■ Task to carry out: Your copy should match the entries exactly, with no images carried over.

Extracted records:
________

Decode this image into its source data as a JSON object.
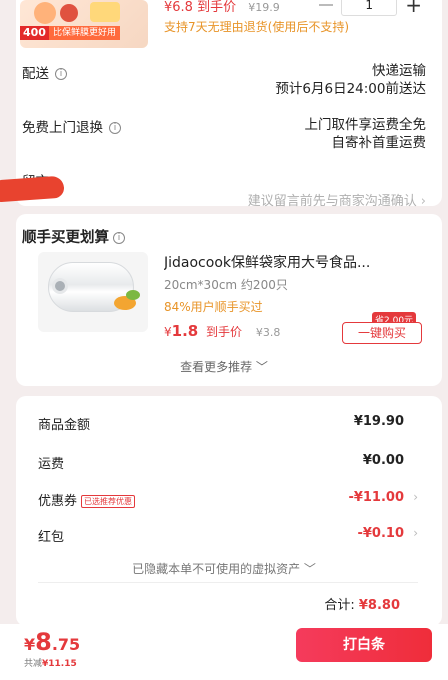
{
  "top_item": {
    "promo_badge_num": "400",
    "promo_badge_text": "比保鲜膜更好用",
    "price": "¥6.8",
    "price_label": "到手价",
    "orig_price": "¥19.9",
    "qty": "1",
    "support_text": "支持7天无理由退货(使用后不支持)"
  },
  "delivery": {
    "label": "配送",
    "method": "快递运输",
    "eta": "预计6月6日24:00前送达"
  },
  "return_service": {
    "label": "免费上门退换",
    "line1": "上门取件享运费全免",
    "line2": "自寄补首重运费"
  },
  "note": {
    "label": "留言",
    "placeholder": "建议留言前先与商家沟通确认"
  },
  "upsell": {
    "title": "顺手买更划算",
    "product_name": "Jidaocook保鲜袋家用大号食品...",
    "spec": "20cm*30cm 约200只",
    "stat": "84%用户顺手买过",
    "price_yen": "¥",
    "price": "1.8",
    "price_label": "到手价",
    "orig_price": "¥3.8",
    "save_badge": "省2.00元",
    "buy_label": "一键购买",
    "see_more": "查看更多推荐"
  },
  "summary": {
    "goods_label": "商品金额",
    "goods_value": "¥19.90",
    "shipping_label": "运费",
    "shipping_value": "¥0.00",
    "coupon_label": "优惠券",
    "coupon_tag": "已选推荐优惠",
    "coupon_value": "-¥11.00",
    "redpacket_label": "红包",
    "redpacket_value": "-¥0.10",
    "hidden_assets": "已隐藏本单不可使用的虚拟资产",
    "total_label": "合计:",
    "total_value": "¥8.80"
  },
  "bottom": {
    "yen": "¥",
    "int": "8",
    "dec": ".75",
    "saved_label": "共减",
    "saved_value": "¥11.15",
    "pay_label": "打白条"
  }
}
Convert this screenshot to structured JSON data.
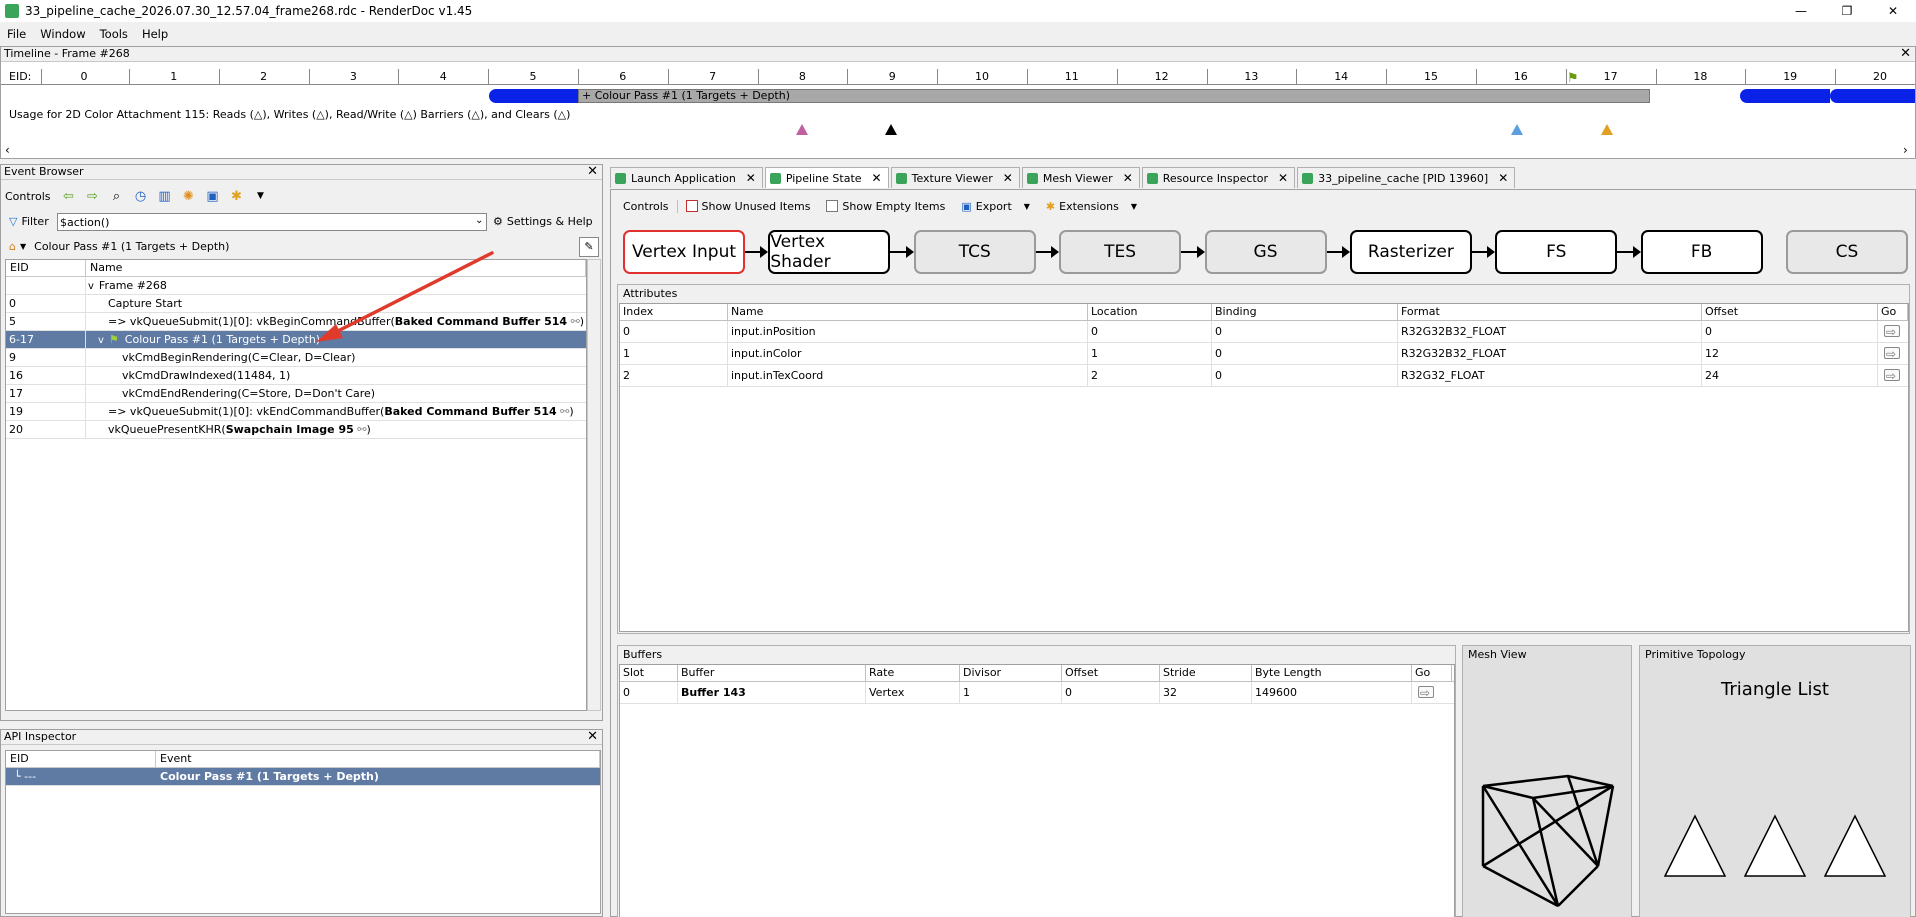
{
  "window": {
    "title": "33_pipeline_cache_2026.07.30_12.57.04_frame268.rdc - RenderDoc v1.45",
    "minimize": "—",
    "maximize": "❐",
    "close": "✕"
  },
  "menu": [
    "File",
    "Window",
    "Tools",
    "Help"
  ],
  "timeline": {
    "header": "Timeline - Frame #268",
    "eid_label": "EID:",
    "ticks": [
      "0",
      "1",
      "2",
      "3",
      "4",
      "5",
      "6",
      "7",
      "8",
      "9",
      "10",
      "11",
      "12",
      "13",
      "14",
      "15",
      "16",
      "17",
      "18",
      "19",
      "20"
    ],
    "pass_label": "+ Colour Pass #1 (1 Targets + Depth)",
    "usage_text": "Usage for 2D Color Attachment 115: Reads (△), Writes (△), Read/Write (△) Barriers (△), and Clears (△)"
  },
  "event_browser": {
    "header": "Event Browser",
    "controls_label": "Controls",
    "filter_label": "Filter",
    "filter_value": "$action()",
    "settings_label": "Settings & Help",
    "breadcrumb": "Colour Pass #1 (1 Targets + Depth)",
    "columns": [
      "EID",
      "Name"
    ],
    "rows": [
      {
        "eid": "",
        "name": "Frame #268",
        "bold": "",
        "tail": "",
        "indent": 0,
        "expander": "v"
      },
      {
        "eid": "0",
        "name": "Capture Start",
        "bold": "",
        "tail": "",
        "indent": 1,
        "expander": ""
      },
      {
        "eid": "5",
        "name": "=> vkQueueSubmit(1)[0]: vkBeginCommandBuffer(",
        "bold": "Baked Command Buffer 514",
        "tail": ")",
        "indent": 1,
        "expander": ""
      },
      {
        "eid": "6-17",
        "name": "Colour Pass #1 (1 Targets + Depth)",
        "bold": "",
        "tail": "",
        "indent": 1,
        "expander": "v",
        "selected": true
      },
      {
        "eid": "9",
        "name": "vkCmdBeginRendering(C=Clear, D=Clear)",
        "bold": "",
        "tail": "",
        "indent": 2,
        "expander": ""
      },
      {
        "eid": "16",
        "name": "vkCmdDrawIndexed(11484, 1)",
        "bold": "",
        "tail": "",
        "indent": 2,
        "expander": ""
      },
      {
        "eid": "17",
        "name": "vkCmdEndRendering(C=Store, D=Don't Care)",
        "bold": "",
        "tail": "",
        "indent": 2,
        "expander": ""
      },
      {
        "eid": "19",
        "name": "=> vkQueueSubmit(1)[0]: vkEndCommandBuffer(",
        "bold": "Baked Command Buffer 514",
        "tail": ")",
        "indent": 1,
        "expander": ""
      },
      {
        "eid": "20",
        "name": "vkQueuePresentKHR(",
        "bold": "Swapchain Image 95",
        "tail": ")",
        "indent": 1,
        "expander": ""
      }
    ]
  },
  "api_inspector": {
    "header": "API Inspector",
    "columns": [
      "EID",
      "Event"
    ],
    "row": {
      "eid": "---",
      "event": "Colour Pass #1 (1 Targets + Depth)"
    }
  },
  "tabs": [
    {
      "label": "Launch Application",
      "active": false
    },
    {
      "label": "Pipeline State",
      "active": true
    },
    {
      "label": "Texture Viewer",
      "active": false
    },
    {
      "label": "Mesh Viewer",
      "active": false
    },
    {
      "label": "Resource Inspector",
      "active": false
    },
    {
      "label": "33_pipeline_cache [PID 13960]",
      "active": false
    }
  ],
  "pipeline": {
    "controls_label": "Controls",
    "show_unused": "Show Unused Items",
    "show_empty": "Show Empty Items",
    "export": "Export",
    "extensions": "Extensions",
    "stages": [
      {
        "label": "Vertex Input",
        "state": "selected"
      },
      {
        "label": "Vertex Shader",
        "state": "active"
      },
      {
        "label": "TCS",
        "state": "disabled"
      },
      {
        "label": "TES",
        "state": "disabled"
      },
      {
        "label": "GS",
        "state": "disabled"
      },
      {
        "label": "Rasterizer",
        "state": "active"
      },
      {
        "label": "FS",
        "state": "active"
      },
      {
        "label": "FB",
        "state": "active"
      },
      {
        "label": "CS",
        "state": "disabled"
      }
    ],
    "attributes": {
      "label": "Attributes",
      "columns": [
        "Index",
        "Name",
        "Location",
        "Binding",
        "Format",
        "Offset",
        "Go"
      ],
      "rows": [
        [
          "0",
          "input.inPosition",
          "0",
          "0",
          "R32G32B32_FLOAT",
          "0"
        ],
        [
          "1",
          "input.inColor",
          "1",
          "0",
          "R32G32B32_FLOAT",
          "12"
        ],
        [
          "2",
          "input.inTexCoord",
          "2",
          "0",
          "R32G32_FLOAT",
          "24"
        ]
      ]
    },
    "buffers": {
      "label": "Buffers",
      "columns": [
        "Slot",
        "Buffer",
        "Rate",
        "Divisor",
        "Offset",
        "Stride",
        "Byte Length",
        "Go"
      ],
      "rows": [
        [
          "0",
          "Buffer 143",
          "Vertex",
          "1",
          "0",
          "32",
          "149600"
        ]
      ]
    },
    "mesh_view_label": "Mesh View",
    "topology_label": "Primitive Topology",
    "topology_value": "Triangle List"
  }
}
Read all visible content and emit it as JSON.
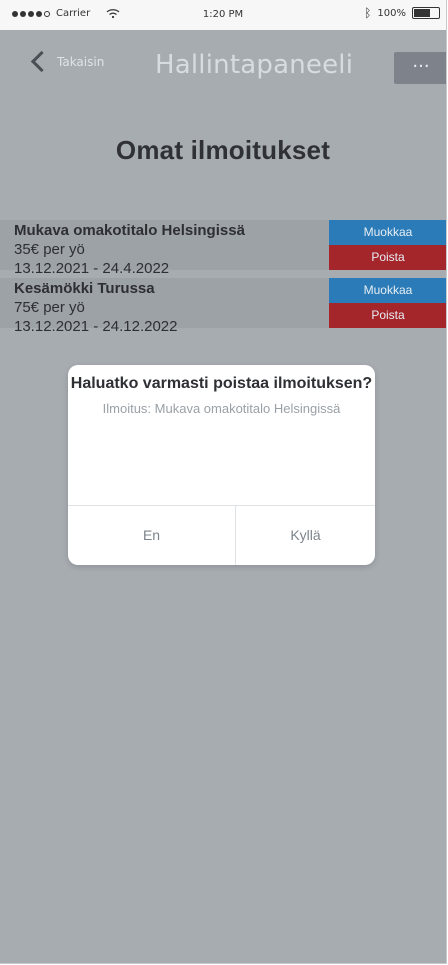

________

■ Solution:
Decode this image into its source data as a JSON object.
{
  "top_item": {
    "promo_badge_num": "400",
    "promo_badge_text": "比保鲜膜更好用",
    "price": "¥6.8",
    "price_label": "到手价",
    "orig_price": "¥19.9",
    "qty": "1",
    "support_text": "支持7天无理由退货(使用后不支持)"
  },
  "delivery": {
    "label": "配送",
    "method": "快递运输",
    "eta": "预计6月6日24:00前送达"
  },
  "return_service": {
    "label": "免费上门退换",
    "line1": "上门取件享运费全免",
    "line2": "自寄补首重运费"
  },
  "note": {
    "label": "留言",
    "placeholder": "建议留言前先与商家沟通确认"
  },
  "upsell": {
    "title": "顺手买更划算",
    "product_name": "Jidaocook保鲜袋家用大号食品...",
    "spec": "20cm*30cm 约200只",
    "stat": "84%用户顺手买过",
    "price_yen": "¥",
    "price": "1.8",
    "price_label": "到手价",
    "orig_price": "¥3.8",
    "save_badge": "省2.00元",
    "buy_label": "一键购买",
    "see_more": "查看更多推荐"
  },
  "summary": {
    "goods_label": "商品金额",
    "goods_value": "¥19.90",
    "shipping_label": "运费",
    "shipping_value": "¥0.00",
    "coupon_label": "优惠券",
    "coupon_tag": "已选推荐优惠",
    "coupon_value": "-¥11.00",
    "redpacket_label": "红包",
    "redpacket_value": "-¥0.10",
    "hidden_assets": "已隐藏本单不可使用的虚拟资产",
    "total_label": "合计:",
    "total_value": "¥8.80"
  },
  "bottom": {
    "yen": "¥",
    "int": "8",
    "dec": ".75",
    "saved_label": "共减",
    "saved_value": "¥11.15",
    "pay_label": "打白条"
  }
}
Convert this screenshot to structured JSON data.
{
  "window": {
    "title": "33_pipeline_cache_2026.07.30_12.57.04_frame268.rdc - RenderDoc v1.45",
    "minimize": "—",
    "maximize": "❐",
    "close": "✕"
  },
  "menu": [
    "File",
    "Window",
    "Tools",
    "Help"
  ],
  "timeline": {
    "header": "Timeline - Frame #268",
    "eid_label": "EID:",
    "ticks": [
      "0",
      "1",
      "2",
      "3",
      "4",
      "5",
      "6",
      "7",
      "8",
      "9",
      "10",
      "11",
      "12",
      "13",
      "14",
      "15",
      "16",
      "17",
      "18",
      "19",
      "20"
    ],
    "pass_label": "+ Colour Pass #1 (1 Targets + Depth)",
    "usage_text": "Usage for 2D Color Attachment 115: Reads (△), Writes (△), Read/Write (△) Barriers (△), and Clears (△)"
  },
  "event_browser": {
    "header": "Event Browser",
    "controls_label": "Controls",
    "filter_label": "Filter",
    "filter_value": "$action()",
    "settings_label": "Settings & Help",
    "breadcrumb": "Colour Pass #1 (1 Targets + Depth)",
    "columns": [
      "EID",
      "Name"
    ],
    "rows": [
      {
        "eid": "",
        "name": "Frame #268",
        "bold": "",
        "tail": "",
        "indent": 0,
        "expander": "v"
      },
      {
        "eid": "0",
        "name": "Capture Start",
        "bold": "",
        "tail": "",
        "indent": 1,
        "expander": ""
      },
      {
        "eid": "5",
        "name": "=> vkQueueSubmit(1)[0]: vkBeginCommandBuffer(",
        "bold": "Baked Command Buffer 514",
        "tail": ")",
        "indent": 1,
        "expander": ""
      },
      {
        "eid": "6-17",
        "name": "Colour Pass #1 (1 Targets + Depth)",
        "bold": "",
        "tail": "",
        "indent": 1,
        "expander": "v",
        "selected": true
      },
      {
        "eid": "9",
        "name": "vkCmdBeginRendering(C=Clear, D=Clear)",
        "bold": "",
        "tail": "",
        "indent": 2,
        "expander": ""
      },
      {
        "eid": "16",
        "name": "vkCmdDrawIndexed(11484, 1)",
        "bold": "",
        "tail": "",
        "indent": 2,
        "expander": ""
      },
      {
        "eid": "17",
        "name": "vkCmdEndRendering(C=Store, D=Don't Care)",
        "bold": "",
        "tail": "",
        "indent": 2,
        "expander": ""
      },
      {
        "eid": "19",
        "name": "=> vkQueueSubmit(1)[0]: vkEndCommandBuffer(",
        "bold": "Baked Command Buffer 514",
        "tail": ")",
        "indent": 1,
        "expander": ""
      },
      {
        "eid": "20",
        "name": "vkQueuePresentKHR(",
        "bold": "Swapchain Image 95",
        "tail": ")",
        "indent": 1,
        "expander": ""
      }
    ]
  },
  "api_inspector": {
    "header": "API Inspector",
    "columns": [
      "EID",
      "Event"
    ],
    "row": {
      "eid": "---",
      "event": "Colour Pass #1 (1 Targets + Depth)"
    }
  },
  "tabs": [
    {
      "label": "Launch Application",
      "active": false
    },
    {
      "label": "Pipeline State",
      "active": true
    },
    {
      "label": "Texture Viewer",
      "active": false
    },
    {
      "label": "Mesh Viewer",
      "active": false
    },
    {
      "label": "Resource Inspector",
      "active": false
    },
    {
      "label": "33_pipeline_cache [PID 13960]",
      "active": false
    }
  ],
  "pipeline": {
    "controls_label": "Controls",
    "show_unused": "Show Unused Items",
    "show_empty": "Show Empty Items",
    "export": "Export",
    "extensions": "Extensions",
    "stages": [
      {
        "label": "Vertex Input",
        "state": "selected"
      },
      {
        "label": "Vertex Shader",
        "state": "active"
      },
      {
        "label": "TCS",
        "state": "disabled"
      },
      {
        "label": "TES",
        "state": "disabled"
      },
      {
        "label": "GS",
        "state": "disabled"
      },
      {
        "label": "Rasterizer",
        "state": "active"
      },
      {
        "label": "FS",
        "state": "active"
      },
      {
        "label": "FB",
        "state": "active"
      },
      {
        "label": "CS",
        "state": "disabled"
      }
    ],
    "attributes": {
      "label": "Attributes",
      "columns": [
        "Index",
        "Name",
        "Location",
        "Binding",
        "Format",
        "Offset",
        "Go"
      ],
      "rows": [
        [
          "0",
          "input.inPosition",
          "0",
          "0",
          "R32G32B32_FLOAT",
          "0"
        ],
        [
          "1",
          "input.inColor",
          "1",
          "0",
          "R32G32B32_FLOAT",
          "12"
        ],
        [
          "2",
          "input.inTexCoord",
          "2",
          "0",
          "R32G32_FLOAT",
          "24"
        ]
      ]
    },
    "buffers": {
      "label": "Buffers",
      "columns": [
        "Slot",
        "Buffer",
        "Rate",
        "Divisor",
        "Offset",
        "Stride",
        "Byte Length",
        "Go"
      ],
      "rows": [
        [
          "0",
          "Buffer 143",
          "Vertex",
          "1",
          "0",
          "32",
          "149600"
        ]
      ]
    },
    "mesh_view_label": "Mesh View",
    "topology_label": "Primitive Topology",
    "topology_value": "Triangle List"
  }
}
Read all visible content and emit it as JSON.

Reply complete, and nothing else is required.